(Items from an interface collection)
Segment Open
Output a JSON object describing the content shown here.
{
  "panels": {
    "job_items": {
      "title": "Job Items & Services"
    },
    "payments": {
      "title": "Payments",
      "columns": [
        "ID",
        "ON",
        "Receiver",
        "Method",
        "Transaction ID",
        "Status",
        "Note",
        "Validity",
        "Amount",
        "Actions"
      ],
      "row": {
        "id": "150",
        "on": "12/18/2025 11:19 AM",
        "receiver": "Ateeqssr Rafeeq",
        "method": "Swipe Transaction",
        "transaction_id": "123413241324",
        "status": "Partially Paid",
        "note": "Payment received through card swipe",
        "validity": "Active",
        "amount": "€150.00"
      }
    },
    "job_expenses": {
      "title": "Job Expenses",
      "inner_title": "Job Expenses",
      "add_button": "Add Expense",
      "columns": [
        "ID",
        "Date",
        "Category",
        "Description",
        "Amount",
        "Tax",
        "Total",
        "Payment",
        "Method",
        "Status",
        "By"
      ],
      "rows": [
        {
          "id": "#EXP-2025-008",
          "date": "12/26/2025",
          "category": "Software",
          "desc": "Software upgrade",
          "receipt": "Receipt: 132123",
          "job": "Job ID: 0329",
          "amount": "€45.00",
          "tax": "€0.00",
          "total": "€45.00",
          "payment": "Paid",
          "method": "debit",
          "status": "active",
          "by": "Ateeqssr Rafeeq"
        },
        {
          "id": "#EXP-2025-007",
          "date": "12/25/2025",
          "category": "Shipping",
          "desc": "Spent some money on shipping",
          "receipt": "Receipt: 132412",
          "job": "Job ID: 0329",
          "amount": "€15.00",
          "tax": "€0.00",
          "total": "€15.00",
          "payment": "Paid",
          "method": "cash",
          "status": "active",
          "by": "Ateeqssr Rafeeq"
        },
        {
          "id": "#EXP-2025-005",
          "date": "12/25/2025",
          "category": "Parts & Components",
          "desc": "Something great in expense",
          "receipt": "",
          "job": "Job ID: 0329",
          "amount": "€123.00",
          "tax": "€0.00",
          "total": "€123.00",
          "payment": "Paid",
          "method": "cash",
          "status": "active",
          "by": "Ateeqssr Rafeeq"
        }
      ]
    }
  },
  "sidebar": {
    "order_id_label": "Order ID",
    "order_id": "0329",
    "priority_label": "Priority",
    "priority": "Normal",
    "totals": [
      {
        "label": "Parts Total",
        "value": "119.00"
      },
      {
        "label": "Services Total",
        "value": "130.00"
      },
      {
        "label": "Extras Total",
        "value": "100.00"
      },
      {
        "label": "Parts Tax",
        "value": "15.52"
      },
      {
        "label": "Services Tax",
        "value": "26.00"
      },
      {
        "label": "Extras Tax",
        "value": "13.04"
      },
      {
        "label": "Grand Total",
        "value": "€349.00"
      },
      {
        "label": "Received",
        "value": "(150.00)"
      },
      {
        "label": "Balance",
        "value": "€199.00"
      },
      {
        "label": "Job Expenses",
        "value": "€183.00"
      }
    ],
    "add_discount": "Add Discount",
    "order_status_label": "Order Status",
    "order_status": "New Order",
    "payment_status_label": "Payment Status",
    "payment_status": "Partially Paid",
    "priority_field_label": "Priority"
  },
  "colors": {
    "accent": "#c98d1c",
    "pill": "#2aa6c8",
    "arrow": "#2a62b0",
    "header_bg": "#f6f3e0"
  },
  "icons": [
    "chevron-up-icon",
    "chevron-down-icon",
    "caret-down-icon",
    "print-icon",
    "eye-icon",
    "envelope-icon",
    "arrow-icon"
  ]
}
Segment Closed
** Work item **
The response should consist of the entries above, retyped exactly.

** Answer section **
Output a JSON object describing the content shown here.
{
  "panels": {
    "job_items": {
      "title": "Job Items & Services"
    },
    "payments": {
      "title": "Payments",
      "columns": [
        "ID",
        "ON",
        "Receiver",
        "Method",
        "Transaction ID",
        "Status",
        "Note",
        "Validity",
        "Amount",
        "Actions"
      ],
      "row": {
        "id": "150",
        "on": "12/18/2025 11:19 AM",
        "receiver": "Ateeqssr Rafeeq",
        "method": "Swipe Transaction",
        "transaction_id": "123413241324",
        "status": "Partially Paid",
        "note": "Payment received through card swipe",
        "validity": "Active",
        "amount": "€150.00"
      }
    },
    "job_expenses": {
      "title": "Job Expenses",
      "inner_title": "Job Expenses",
      "add_button": "Add Expense",
      "columns": [
        "ID",
        "Date",
        "Category",
        "Description",
        "Amount",
        "Tax",
        "Total",
        "Payment",
        "Method",
        "Status",
        "By"
      ],
      "rows": [
        {
          "id": "#EXP-2025-008",
          "date": "12/26/2025",
          "category": "Software",
          "desc": "Software upgrade",
          "receipt": "Receipt: 132123",
          "job": "Job ID: 0329",
          "amount": "€45.00",
          "tax": "€0.00",
          "total": "€45.00",
          "payment": "Paid",
          "method": "debit",
          "status": "active",
          "by": "Ateeqssr Rafeeq"
        },
        {
          "id": "#EXP-2025-007",
          "date": "12/25/2025",
          "category": "Shipping",
          "desc": "Spent some money on shipping",
          "receipt": "Receipt: 132412",
          "job": "Job ID: 0329",
          "amount": "€15.00",
          "tax": "€0.00",
          "total": "€15.00",
          "payment": "Paid",
          "method": "cash",
          "status": "active",
          "by": "Ateeqssr Rafeeq"
        },
        {
          "id": "#EXP-2025-005",
          "date": "12/25/2025",
          "category": "Parts & Components",
          "desc": "Something great in expense",
          "receipt": "",
          "job": "Job ID: 0329",
          "amount": "€123.00",
          "tax": "€0.00",
          "total": "€123.00",
          "payment": "Paid",
          "method": "cash",
          "status": "active",
          "by": "Ateeqssr Rafeeq"
        }
      ]
    }
  },
  "sidebar": {
    "order_id_label": "Order ID",
    "order_id": "0329",
    "priority_label": "Priority",
    "priority": "Normal",
    "totals": [
      {
        "label": "Parts Total",
        "value": "119.00"
      },
      {
        "label": "Services Total",
        "value": "130.00"
      },
      {
        "label": "Extras Total",
        "value": "100.00"
      },
      {
        "label": "Parts Tax",
        "value": "15.52"
      },
      {
        "label": "Services Tax",
        "value": "26.00"
      },
      {
        "label": "Extras Tax",
        "value": "13.04"
      },
      {
        "label": "Grand Total",
        "value": "€349.00"
      },
      {
        "label": "Received",
        "value": "(150.00)"
      },
      {
        "label": "Balance",
        "value": "€199.00"
      },
      {
        "label": "Job Expenses",
        "value": "€183.00"
      }
    ],
    "add_discount": "Add Discount",
    "order_status_label": "Order Status",
    "order_status": "New Order",
    "payment_status_label": "Payment Status",
    "payment_status": "Partially Paid",
    "priority_field_label": "Priority"
  },
  "colors": {
    "accent": "#c98d1c",
    "pill": "#2aa6c8",
    "arrow": "#2a62b0",
    "header_bg": "#f6f3e0"
  },
  "icons": [
    "chevron-up-icon",
    "chevron-down-icon",
    "caret-down-icon",
    "print-icon",
    "eye-icon",
    "envelope-icon",
    "arrow-icon"
  ]
}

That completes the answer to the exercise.